Tidbits of Torah

Shabbat Parashat Naso – Father’s Day

Dear Friends,

This past week we have all seen heightened advertisements enticing us to buy gifts for Father’s Day….Mostly the ads say: Do you have your gift ready?

Interestingly, our Torah portion of Naso includes the gifts brought to the Tabernacle by each of the Nesi’im [the chiefs] of the 12 tribes of Israel.  Each one of the tribal leaders is named as we call people to the Torah – the person’s name, son of the person’s father’s name.

Clearly these were all men.  Presumably all were fathers.  But they were not the recipients of the gifts.  They were the bearers of the gifts, as representative of their respective tribes.

For those of us who want to honor our fathers with a gift this weekend, the act of buying a gift and of giving the gift can be very meaningful and very joyous.

Just imagine the intensity of the joy attached to the bringing of the gifts to the Tabernacle, in the name of an entire tribe!

Gifts are an expression of gratitude, of respect, of love.

May we all be blessed with many occasions to give and to receive the blessings of gratitude, of respect and of love in our lives, in our families, in our communities and in our world!

Shabbat Shalom and a happy Father’s Day!

Rabbi Gilah Dror

Shabbat Parashat BaMidbar and Shavuot – Open Our Hearts to Your Torah


 Shabbat Parashat BaMidbar

and Shavuot (Saturday night, Sunday and Monday) 

Open Our Hearts to Your Torah   

June 8, 2019 – 5 Sivan 5779  

Dear Friends,

This Shabbat will be followed immediately by the two days of Shavuot – the holiday which celebrates the giving of the Torah!  For the traditional lighting of the candles on Saturday night in honor of Shavuot, we ensure that we have an existing fire from which we may light the candles.  This existing fire should be lit and burning non-stop from before Shabbat begins!

On both nights of Shavuot, Saturday night and Sunday night, we recite two blessings when lighting the candles: The first blessing “Barukh atta Adonai, elohaynu melech haOlam, asher kideshanu b’mitzvotav v’tzivanu l’hadlik ner shel Yom Tov” is followed by the Shehecheyanu blessing.

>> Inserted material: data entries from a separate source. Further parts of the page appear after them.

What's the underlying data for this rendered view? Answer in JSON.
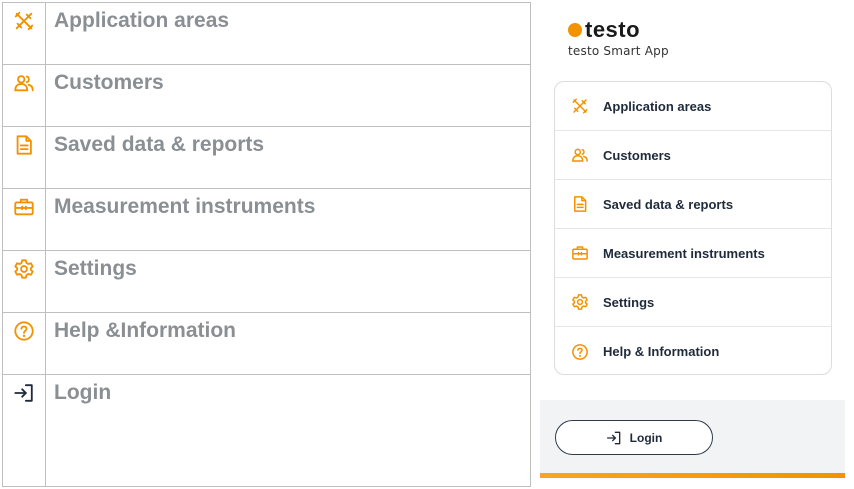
{
  "colors": {
    "accent": "#f39200",
    "doc_label": "#8a8f94",
    "menu_text": "#1f2a3a",
    "border": "#bfbfbf"
  },
  "doc_table": {
    "rows": [
      {
        "icon": "application-areas-icon",
        "label": "Application areas"
      },
      {
        "icon": "customers-icon",
        "label": "Customers"
      },
      {
        "icon": "saved-data-icon",
        "label": "Saved data & reports"
      },
      {
        "icon": "measurement-instruments-icon",
        "label": "Measurement instruments"
      },
      {
        "icon": "settings-icon",
        "label": "Settings"
      },
      {
        "icon": "help-icon",
        "label": "Help &Information"
      },
      {
        "icon": "login-icon",
        "label": "Login"
      }
    ]
  },
  "app": {
    "brand": {
      "name": "testo",
      "subtitle": "testo Smart App"
    },
    "menu": [
      {
        "icon": "application-areas-icon",
        "label": "Application areas"
      },
      {
        "icon": "customers-icon",
        "label": "Customers"
      },
      {
        "icon": "saved-data-icon",
        "label": "Saved data & reports"
      },
      {
        "icon": "measurement-instruments-icon",
        "label": "Measurement instruments"
      },
      {
        "icon": "settings-icon",
        "label": "Settings"
      },
      {
        "icon": "help-icon",
        "label": "Help & Information"
      }
    ],
    "login": {
      "icon": "login-icon",
      "label": "Login"
    }
  }
}
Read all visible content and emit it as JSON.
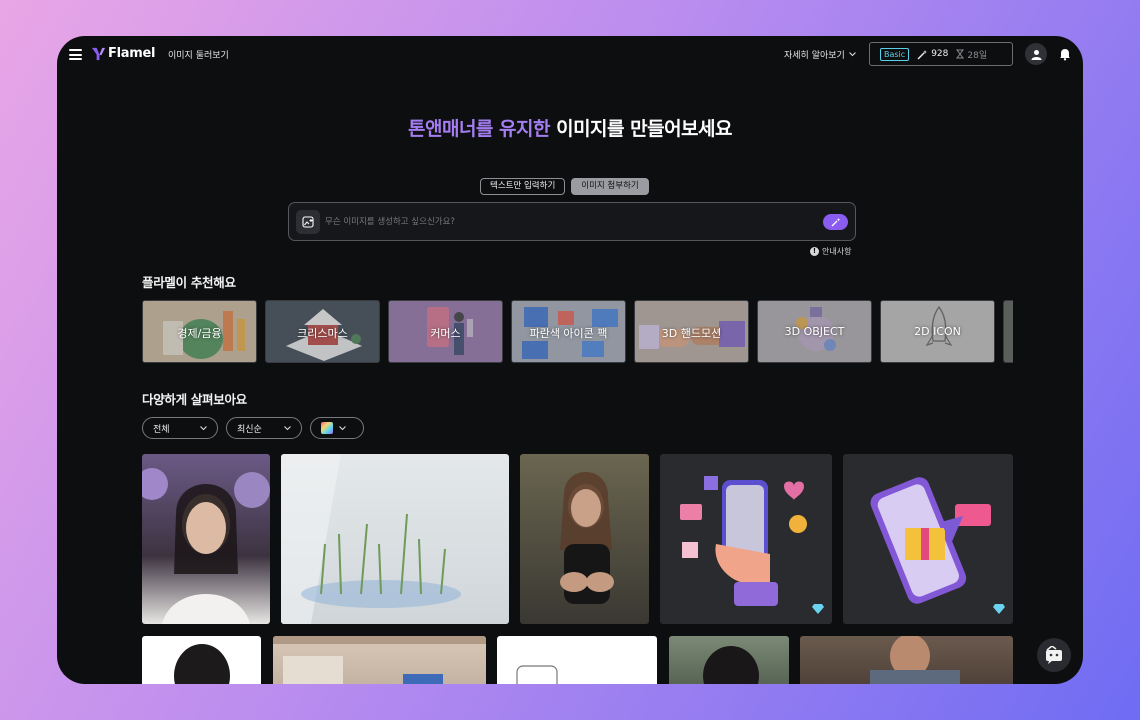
{
  "header": {
    "logo_text": "Flamel",
    "nav_browse": "이미지 둘러보기",
    "learn_more": "자세히 알아보기",
    "plan": "Basic",
    "credits": "928",
    "days": "28일"
  },
  "hero": {
    "title_accent": "톤앤매너를 유지한",
    "title_rest": " 이미지를 만들어보세요",
    "tabs": [
      "텍스트만 입력하기",
      "이미지 첨부하기"
    ],
    "active_tab": 1,
    "prompt_placeholder": "무슨 이미지를 생성하고 싶으신가요?",
    "notice": "안내사항"
  },
  "recommend": {
    "title": "플라멜이 추천해요",
    "items": [
      {
        "label": "경제/금융",
        "bg": "#c9b79a"
      },
      {
        "label": "크리스마스",
        "bg": "#2b3a46"
      },
      {
        "label": "커머스",
        "bg": "#8d6aa8"
      },
      {
        "label": "파란색 아이콘 팩",
        "bg": "#9fa7b6"
      },
      {
        "label": "3D 핸드모션",
        "bg": "#b5a79f"
      },
      {
        "label": "3D OBJECT",
        "bg": "#a9a6ad"
      },
      {
        "label": "2D ICON",
        "bg": "#bdbdbd"
      }
    ]
  },
  "explore": {
    "title": "다양하게 살펴보아요",
    "filters": [
      "전체",
      "최신순"
    ]
  },
  "colors": {
    "accent": "#a47ef0",
    "button": "#8a5cf0",
    "badge": "#5ad1e9"
  }
}
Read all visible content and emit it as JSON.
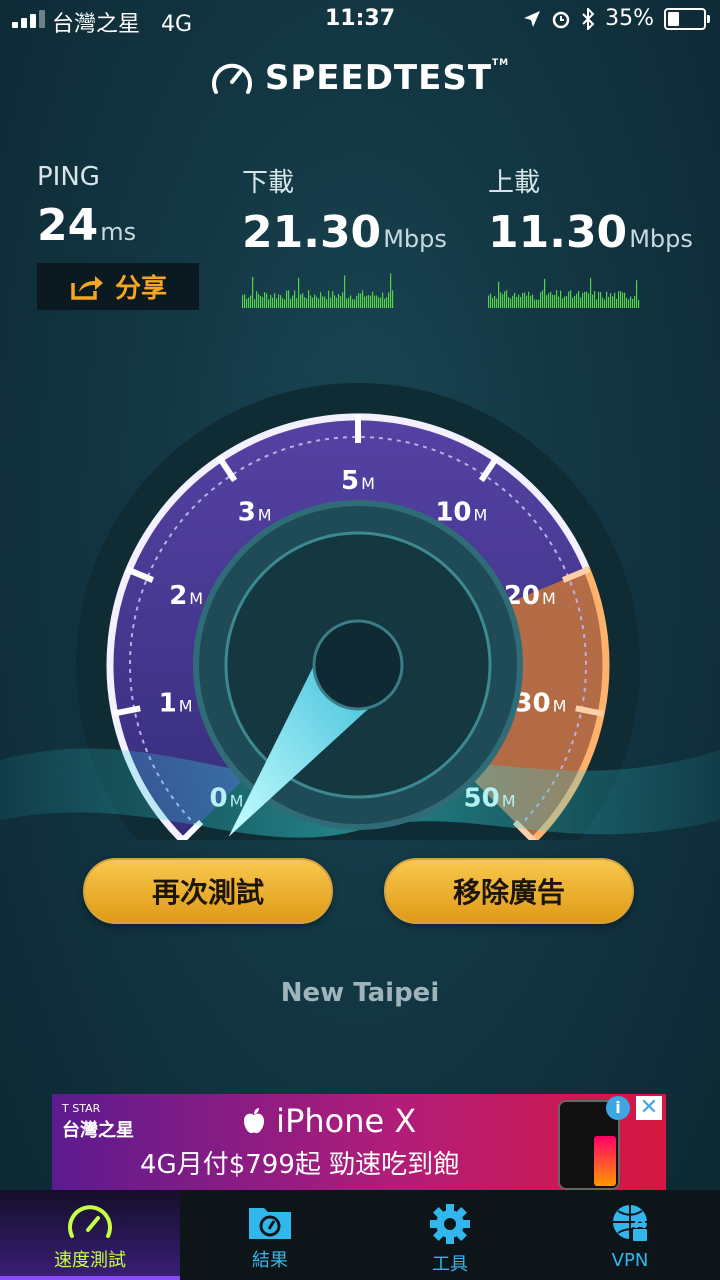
{
  "status_bar": {
    "carrier": "台灣之星",
    "network": "4G",
    "time": "11:37",
    "battery": "35%",
    "battery_level": 0.35
  },
  "app": {
    "logo_text": "SPEEDTEST"
  },
  "results": {
    "ping": {
      "label": "PING",
      "value": "24",
      "unit": "ms"
    },
    "download": {
      "label": "下載",
      "value": "21.30",
      "unit": "Mbps"
    },
    "upload": {
      "label": "上載",
      "value": "11.30",
      "unit": "Mbps"
    },
    "share_label": "分享"
  },
  "gauge": {
    "ticks": [
      {
        "num": "0",
        "unit": "M"
      },
      {
        "num": "1",
        "unit": "M"
      },
      {
        "num": "2",
        "unit": "M"
      },
      {
        "num": "3",
        "unit": "M"
      },
      {
        "num": "5",
        "unit": "M"
      },
      {
        "num": "10",
        "unit": "M"
      },
      {
        "num": "20",
        "unit": "M"
      },
      {
        "num": "30",
        "unit": "M"
      },
      {
        "num": "50",
        "unit": "M"
      }
    ],
    "needle_value_mbps": 0
  },
  "actions": {
    "retest": "再次測試",
    "remove_ads": "移除廣告"
  },
  "location": "New Taipei",
  "ad": {
    "brand_small": "T STAR",
    "brand": "台灣之星",
    "headline": "iPhone X",
    "subline": "4G月付$799起  勁速吃到飽",
    "info_symbol": "i",
    "close_symbol": "✕"
  },
  "tabs": [
    {
      "label": "速度測試",
      "icon": "speedometer-icon",
      "active": true
    },
    {
      "label": "結果",
      "icon": "results-folder-icon",
      "active": false
    },
    {
      "label": "工具",
      "icon": "gear-icon",
      "active": false
    },
    {
      "label": "VPN",
      "icon": "vpn-globe-lock-icon",
      "active": false
    }
  ],
  "colors": {
    "accent_orange": "#f6a623",
    "tab_blue": "#32b7ec",
    "tab_active_green": "#c7ff45",
    "gauge_purple": "#5b3fa8"
  }
}
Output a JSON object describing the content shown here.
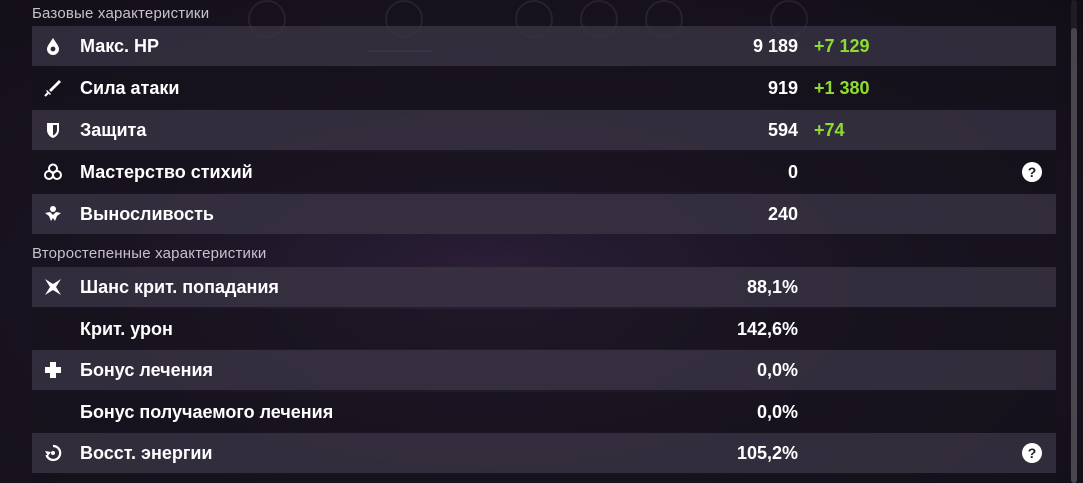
{
  "sections": {
    "base_title": "Базовые характеристики",
    "secondary_title": "Второстепенные характеристики"
  },
  "base_stats": [
    {
      "label": "Макс. HP",
      "value": "9 189",
      "bonus": "+7 129",
      "icon": "hp-drop-icon",
      "help": ""
    },
    {
      "label": "Сила атаки",
      "value": "919",
      "bonus": "+1 380",
      "icon": "sword-icon",
      "help": ""
    },
    {
      "label": "Защита",
      "value": "594",
      "bonus": "+74",
      "icon": "shield-icon",
      "help": ""
    },
    {
      "label": "Мастерство стихий",
      "value": "0",
      "bonus": "",
      "icon": "elemental-mastery-icon",
      "help": "?"
    },
    {
      "label": "Выносливость",
      "value": "240",
      "bonus": "",
      "icon": "stamina-icon",
      "help": ""
    }
  ],
  "secondary_stats": [
    {
      "label": "Шанс крит. попадания",
      "value": "88,1%",
      "icon": "crit-rate-icon",
      "help": ""
    },
    {
      "label": "Крит. урон",
      "value": "142,6%",
      "icon": "",
      "help": ""
    },
    {
      "label": "Бонус лечения",
      "value": "0,0%",
      "icon": "healing-cross-icon",
      "help": ""
    },
    {
      "label": "Бонус получаемого лечения",
      "value": "0,0%",
      "icon": "",
      "help": ""
    },
    {
      "label": "Восст. энергии",
      "value": "105,2%",
      "icon": "energy-recharge-icon",
      "help": "?"
    }
  ],
  "colors": {
    "bonus": "#8edc2f",
    "row_light": "#3a3444",
    "row_dark": "#16121c"
  }
}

This Shabbat as we prepare for Shavuot, we read the first Torah portion of the fourth book of Moses, BaMidbar.  In English we refer to this fourth Book of the Torah as “Numbers.”  In Hebrew, the word BaMidbar, actually means: In the Wilderness!

I mention this literal translation of BaMidbar as “wilderness” because the Torah is more than a story of what happened to our people in ancient times.  The Torah is our guide in life.  How often might we find ourselves in our own personal state of “wilderness” or “bewilderment”…?

Just as is the case in the physical wilderness – the more complicated our lives, the more uncertainty we face, the more options lie before us….That is when we may turn to Torah and to one another for spiritual guidance and for communal support!

On Sunday morning, the first day of Shavuot, we will celebrate the giving of the Torah on Mount Sinai, by chanting the Torah reading that includes the Ten Commandments!  Or, should I say: the Ten Guideposts?!

This weekend, let us acknowledge our “bewilderment” and find our way forward.  Let us celebrate our lives, our tradition, our Torah, our congregation and all the good that comes of being connected to one another on Friday night, on Saturday, on Sunday morning, and on Monday morning!  Yizkor will be recited on Monday at our services.  As we say in our prayers:  Open our Hearts to Your Torah!  Let us remember to be there for ourselves, as well as for others!

Shabbat Shalom and Chag Sameach!

Rabbi Gilah Dror


Parashat B’har – Mountains and Memories

Dear Friends,

How many mountains have we climbed?  How many memories have we acquired?  Our Torah portion begins by mentioning Mount Sinai.  Even if we have not personally climbed that particular mountain, we retain a communal memory of that amazing mountain where God appeared and spoke with all of us.  Midrash tells us that each one of us was there, at Mount Sinai, when our people received the Torah.

Why was the Torah revealed on a mountain, rather than on some flat terrain?  Perhaps to remind us that, from time to time, we all climb mountains in our lives.  We all face challenges.  But we were all present when the Torah was given on Mount Sinai.  Our Torah is a precious gift that helps us face our personal and communal mountains armed with spiritual tools, with guiding principles, that help us to rise to any occasion.

On this Memorial Day weekend, we remember those who climbed mountain after mountain so that we would be able to live in freedom in our country.  We honor their memory and pray that they rest in peace, knowing that we are grateful for their service and for the liberties we enjoy thanks to their dedication and caring.

Mountains and memories are intertwined this weekend in more ways than one….

May the memory of all those who gave their lives in the service of our nation be for a blessing.

Shabbat Shalom!

Rabbi Gilah Dror